Russian Economic Development Minister Alexei Ulyukayev said that international agencies may soon downgrade Russia, adding that it would be an unfounded move, because the country's economic indicators remain at a high level. According to the minister, the decision will be based on political motives.
Russian experts believe that there is a political constituent indeed. Yet, Western experts exclude such a possibility, claiming that credit rating agencies in the West are most independent, honest, accurate, etc.
"I think that the political factor will act as the defining one in the activities of rating agencies," the Director of the Institute for Public Finance Reform Vladimir Klimanov told Pravda.Ru.
The rating of a country serves as a guide to potential foreign investors. If partners and investors have certain negative expectations related to economic development of a country, it is likely and should be reflected in the rating. Yet, rating agencies also take account of potential expectations of investors.
Will such ratings harm Russia? According to the expert, one needs to understand that Russia's foreign borrowings are relatively small and they are not expected to grow. The possible damage is small. National rating is usually associated with ratings of private companies that also have external borrowings. A rating is vital for external operations as it indicates reliability of the borrower.
Therefore, downgraded rating will obviously affect Russia's operations, especially operations of Russian companies on external markets. Yet, it will not show a serious influence on financial indicators. One can not count the number of potential partners that will not interact with the country, the rating of which is lower than what partners see as reliable. Calculating losses here is hard, Vladimir Klimanov believes.
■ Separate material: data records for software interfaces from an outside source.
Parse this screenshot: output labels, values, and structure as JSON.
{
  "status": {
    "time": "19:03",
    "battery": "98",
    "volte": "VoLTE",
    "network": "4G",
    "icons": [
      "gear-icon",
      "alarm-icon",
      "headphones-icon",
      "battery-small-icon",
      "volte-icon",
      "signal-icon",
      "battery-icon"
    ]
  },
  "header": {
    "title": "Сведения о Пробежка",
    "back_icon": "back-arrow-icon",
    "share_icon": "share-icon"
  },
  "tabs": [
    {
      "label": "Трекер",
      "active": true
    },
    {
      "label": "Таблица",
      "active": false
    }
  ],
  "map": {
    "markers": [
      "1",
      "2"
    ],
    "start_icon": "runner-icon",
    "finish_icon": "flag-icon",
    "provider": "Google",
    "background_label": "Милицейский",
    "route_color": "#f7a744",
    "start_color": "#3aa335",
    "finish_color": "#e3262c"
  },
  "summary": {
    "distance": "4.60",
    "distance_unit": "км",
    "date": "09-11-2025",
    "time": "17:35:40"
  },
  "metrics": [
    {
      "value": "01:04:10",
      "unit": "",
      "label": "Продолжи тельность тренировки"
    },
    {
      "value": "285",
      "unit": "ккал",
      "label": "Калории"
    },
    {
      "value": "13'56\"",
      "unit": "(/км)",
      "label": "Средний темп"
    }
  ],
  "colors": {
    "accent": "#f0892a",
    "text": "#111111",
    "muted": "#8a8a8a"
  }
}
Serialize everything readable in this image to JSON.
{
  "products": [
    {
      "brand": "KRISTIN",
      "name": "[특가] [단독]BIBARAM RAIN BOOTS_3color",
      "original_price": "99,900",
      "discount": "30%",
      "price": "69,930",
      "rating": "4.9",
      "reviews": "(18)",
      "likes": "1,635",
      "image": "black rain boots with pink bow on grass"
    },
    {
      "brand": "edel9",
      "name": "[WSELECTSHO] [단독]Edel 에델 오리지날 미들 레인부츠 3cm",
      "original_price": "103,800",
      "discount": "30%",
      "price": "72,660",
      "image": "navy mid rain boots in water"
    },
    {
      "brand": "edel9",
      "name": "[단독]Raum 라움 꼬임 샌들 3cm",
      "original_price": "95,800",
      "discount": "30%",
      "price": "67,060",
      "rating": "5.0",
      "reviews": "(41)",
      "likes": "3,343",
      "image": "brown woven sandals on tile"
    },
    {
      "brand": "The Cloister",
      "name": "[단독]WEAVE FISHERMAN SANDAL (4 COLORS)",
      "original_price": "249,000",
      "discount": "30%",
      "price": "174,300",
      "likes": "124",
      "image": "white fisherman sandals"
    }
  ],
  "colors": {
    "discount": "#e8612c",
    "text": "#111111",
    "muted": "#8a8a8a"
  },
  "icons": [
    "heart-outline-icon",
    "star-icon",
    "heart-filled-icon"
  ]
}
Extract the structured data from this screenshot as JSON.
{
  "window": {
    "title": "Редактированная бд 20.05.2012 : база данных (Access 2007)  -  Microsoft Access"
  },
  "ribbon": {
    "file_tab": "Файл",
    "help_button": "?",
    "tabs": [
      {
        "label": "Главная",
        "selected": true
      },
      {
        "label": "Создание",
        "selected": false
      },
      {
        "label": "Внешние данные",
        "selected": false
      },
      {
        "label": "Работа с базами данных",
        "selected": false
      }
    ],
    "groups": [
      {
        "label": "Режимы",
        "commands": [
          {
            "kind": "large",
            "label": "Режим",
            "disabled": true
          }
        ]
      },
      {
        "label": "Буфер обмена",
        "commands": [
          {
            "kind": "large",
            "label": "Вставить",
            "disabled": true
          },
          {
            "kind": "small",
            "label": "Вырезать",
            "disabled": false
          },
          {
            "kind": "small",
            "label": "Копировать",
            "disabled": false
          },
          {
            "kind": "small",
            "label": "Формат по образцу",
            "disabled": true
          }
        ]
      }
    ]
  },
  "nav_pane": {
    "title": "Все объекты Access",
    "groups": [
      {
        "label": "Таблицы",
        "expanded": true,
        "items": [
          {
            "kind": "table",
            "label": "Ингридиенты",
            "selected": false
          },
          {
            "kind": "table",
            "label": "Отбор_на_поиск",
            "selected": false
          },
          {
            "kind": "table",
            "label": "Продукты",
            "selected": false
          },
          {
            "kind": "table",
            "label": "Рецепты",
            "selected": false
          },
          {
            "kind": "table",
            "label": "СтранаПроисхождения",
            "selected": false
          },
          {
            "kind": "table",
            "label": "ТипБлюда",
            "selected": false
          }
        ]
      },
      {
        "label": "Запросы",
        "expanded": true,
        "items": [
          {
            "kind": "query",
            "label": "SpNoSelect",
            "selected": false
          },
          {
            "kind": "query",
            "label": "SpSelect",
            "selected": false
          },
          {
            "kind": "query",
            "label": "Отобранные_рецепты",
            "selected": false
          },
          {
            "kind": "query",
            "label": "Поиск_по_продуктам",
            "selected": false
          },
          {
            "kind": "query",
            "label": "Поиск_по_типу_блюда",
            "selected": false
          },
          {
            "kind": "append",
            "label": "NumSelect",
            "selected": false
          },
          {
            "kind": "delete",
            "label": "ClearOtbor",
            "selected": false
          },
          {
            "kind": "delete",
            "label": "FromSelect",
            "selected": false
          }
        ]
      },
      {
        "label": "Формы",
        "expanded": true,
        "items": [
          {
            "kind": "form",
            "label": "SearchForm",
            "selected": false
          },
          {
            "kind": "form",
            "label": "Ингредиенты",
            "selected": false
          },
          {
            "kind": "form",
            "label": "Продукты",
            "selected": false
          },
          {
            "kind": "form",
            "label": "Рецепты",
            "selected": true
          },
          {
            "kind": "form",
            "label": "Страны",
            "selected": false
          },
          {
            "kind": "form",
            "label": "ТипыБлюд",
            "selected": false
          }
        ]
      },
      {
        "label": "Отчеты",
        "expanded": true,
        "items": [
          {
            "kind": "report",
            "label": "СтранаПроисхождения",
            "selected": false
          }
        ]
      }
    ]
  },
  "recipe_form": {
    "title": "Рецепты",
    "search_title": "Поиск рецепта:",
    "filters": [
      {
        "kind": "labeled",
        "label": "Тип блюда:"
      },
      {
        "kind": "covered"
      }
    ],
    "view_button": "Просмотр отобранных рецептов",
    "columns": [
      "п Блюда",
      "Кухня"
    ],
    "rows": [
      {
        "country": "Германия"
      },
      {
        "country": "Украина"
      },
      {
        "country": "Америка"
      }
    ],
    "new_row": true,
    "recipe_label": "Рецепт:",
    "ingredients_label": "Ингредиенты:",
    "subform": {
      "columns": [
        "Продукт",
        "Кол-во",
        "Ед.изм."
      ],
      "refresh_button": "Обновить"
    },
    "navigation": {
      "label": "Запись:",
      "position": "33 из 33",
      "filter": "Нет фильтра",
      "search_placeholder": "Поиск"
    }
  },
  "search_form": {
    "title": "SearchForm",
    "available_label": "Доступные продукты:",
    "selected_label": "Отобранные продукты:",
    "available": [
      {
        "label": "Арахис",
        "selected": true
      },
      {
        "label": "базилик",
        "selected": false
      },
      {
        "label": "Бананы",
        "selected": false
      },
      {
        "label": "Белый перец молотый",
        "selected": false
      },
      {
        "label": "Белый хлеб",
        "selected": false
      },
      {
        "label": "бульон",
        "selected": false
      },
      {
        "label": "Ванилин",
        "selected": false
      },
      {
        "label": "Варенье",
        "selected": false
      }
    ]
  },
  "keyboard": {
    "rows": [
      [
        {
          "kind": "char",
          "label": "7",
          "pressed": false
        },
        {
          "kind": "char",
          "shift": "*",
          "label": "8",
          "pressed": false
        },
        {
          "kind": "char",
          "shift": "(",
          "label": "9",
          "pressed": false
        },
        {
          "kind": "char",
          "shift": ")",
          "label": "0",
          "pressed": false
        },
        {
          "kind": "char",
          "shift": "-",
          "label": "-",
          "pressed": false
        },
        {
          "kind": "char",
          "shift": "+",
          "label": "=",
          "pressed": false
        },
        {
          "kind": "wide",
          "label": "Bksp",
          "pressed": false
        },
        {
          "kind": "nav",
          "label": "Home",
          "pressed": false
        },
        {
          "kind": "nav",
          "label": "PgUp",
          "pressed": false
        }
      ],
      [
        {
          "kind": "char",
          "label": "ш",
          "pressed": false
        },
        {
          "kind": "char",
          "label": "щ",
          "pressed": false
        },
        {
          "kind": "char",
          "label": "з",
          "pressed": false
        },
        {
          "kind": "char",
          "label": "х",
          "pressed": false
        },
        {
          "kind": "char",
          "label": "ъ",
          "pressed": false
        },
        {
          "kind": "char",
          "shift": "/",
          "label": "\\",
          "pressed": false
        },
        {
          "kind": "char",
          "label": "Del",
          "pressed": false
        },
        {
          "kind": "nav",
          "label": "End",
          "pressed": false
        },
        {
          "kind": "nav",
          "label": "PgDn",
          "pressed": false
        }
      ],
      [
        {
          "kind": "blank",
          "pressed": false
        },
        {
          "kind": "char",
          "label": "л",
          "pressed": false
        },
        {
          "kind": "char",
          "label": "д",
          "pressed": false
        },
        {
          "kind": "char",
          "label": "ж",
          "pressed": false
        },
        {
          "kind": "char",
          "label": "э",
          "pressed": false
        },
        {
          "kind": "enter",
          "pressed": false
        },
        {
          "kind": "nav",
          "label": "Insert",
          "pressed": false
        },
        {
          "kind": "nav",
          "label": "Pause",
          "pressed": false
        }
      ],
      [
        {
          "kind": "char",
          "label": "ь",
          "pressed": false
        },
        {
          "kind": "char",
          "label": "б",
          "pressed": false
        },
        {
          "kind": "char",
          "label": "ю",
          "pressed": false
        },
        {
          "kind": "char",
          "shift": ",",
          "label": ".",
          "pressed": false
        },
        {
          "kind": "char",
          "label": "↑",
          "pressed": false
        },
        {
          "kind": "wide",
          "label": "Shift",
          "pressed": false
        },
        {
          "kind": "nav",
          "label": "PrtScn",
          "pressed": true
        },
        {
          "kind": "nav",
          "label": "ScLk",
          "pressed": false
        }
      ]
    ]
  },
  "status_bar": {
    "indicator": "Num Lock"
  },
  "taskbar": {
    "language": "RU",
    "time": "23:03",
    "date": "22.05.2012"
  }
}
"The experience of the crisis of 2008-2009, when many international rating agencies downgraded the ratings of European countries in advance, showed that the affected countries perceived it as a kind of political pressure on their part - Oleg Alexandrov, Director of the Center for Economic and Financial Consulting told Pravda.Ru. - China stuck to a similar position. The question itself about the possibility to downgrade the country's rating is an element of political pressure targeting certain decisions about the Ukrainian crisis.
"Naturally, it affects borrowing opportunities that are already restricted. Many banks are guided by international ratings agencies when dealing with issues of crediting for this or that country. The risks that are incorporated in these ratings reflect crediting decisions on the part of the banks from other countries."
Russia's Economic Development Minister Alexei Ulyukayev said that should international rating agencies decide to downgrade Russia, they would only show their incompetence, as there are no objective reasons for such actions. He explained that, in fact, agency ratings are "long-term solvency rating," and Russia does not have any problem with that.
Solvency is determined by the country's ability to pay foreign and domestic debts. To date, Russia's foreign debt is less than three percent of GDP, whereas the entire national debt is only eleven percent.
Russia can repay its external debt in just one year. The draft budget for 2015-2017 has meager deficit. In a nutshell, the macroeconomic and financial structure is stable enough.
The Ukrainian army is pulling back its forces beyond Chasov Yar, where they regroup and retreat to bases in Kramatorsk